While in Indonesia ISIS is strongly suspected of being linked to MIT in Sulawesi and AQ is suspected of being connected to Jamaah Islamiyah, which is still active to this day. It is even suspected that there was an intermittent relationship with Hisbut Tahrir of Indonesia and several factions within the FPI (Front Pembela Islam/closed by government in 2020). Because of that allegation, the police gave emphasis to suspicion on the two organizations

ISK is indeed quite influential in changing the geopolitical map in Central Asia. Because of ISK, Russia approaches the Taliban again to fight ISK which is linked to Chechen insurgents and because of its influence in Central Asia such as Tajikistan, Usbekistan and even Khazakthan. So are China and Iran.

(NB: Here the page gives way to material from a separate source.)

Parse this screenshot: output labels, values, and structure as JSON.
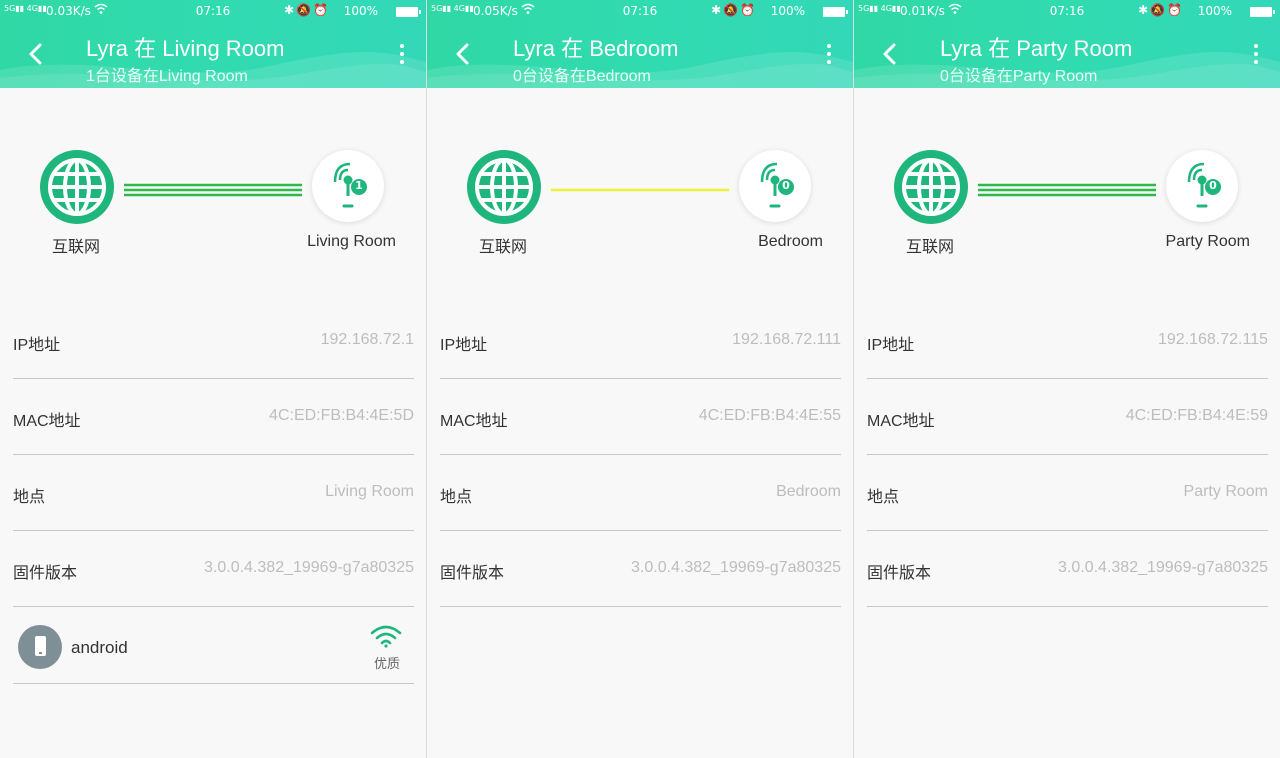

Saudi Arabia broke up a partnership with the Taliban in 2001. Previously, Saudi Arabia, the UAE and Qatar were supporters of the Taliban government. But since the Taliban approached Iran, Saudi Arabia reportedly moved positions. ISK funds on average flowed from Gulf countries, from Saudi sheiks, Qatar, and the UAE. This funding support is difficult to prove because it is not sent in the normal way. Funds are sent using the hawala system, a transfer system via Pakistani and Afghan traders across countries

But US believes that the Saudis are involved behind ISIS. Washington relies on Prince Al-Faisal’s words to John Kerry at the beginning of ISIS appearing that ‘Daesh (Arabic abbreviation for ISIS) is a Sunni response to US’s support for Da’wah groups [Shia groups in Iraq]’. Yes, in Iraq, after Saddam fell in fact US gave space to the Shia group, firing Sadam’s soldiers, which became an additional cause for the birth of the ISIS embryo, Abu Musa Al Zakawi.

With only these statement, analysts and pentagons have come close to believing for years that Saudi Arabia and Qatar are supporting ISIS in Syria and Iraq. So it seems that internal tensions in Afghanistan will be dominated by these two groups. US on the other hand has not been too willing to trust the Taliban to counter the ISK threat. Therefore, US will still be playing alone using bombs from drones, exactly what US did after the bomb exploded at Kabul Airport several months ago.

About the Author
Doctor of Sociology from Padjadjaran University, Indonesia. Defense and Environment Observer.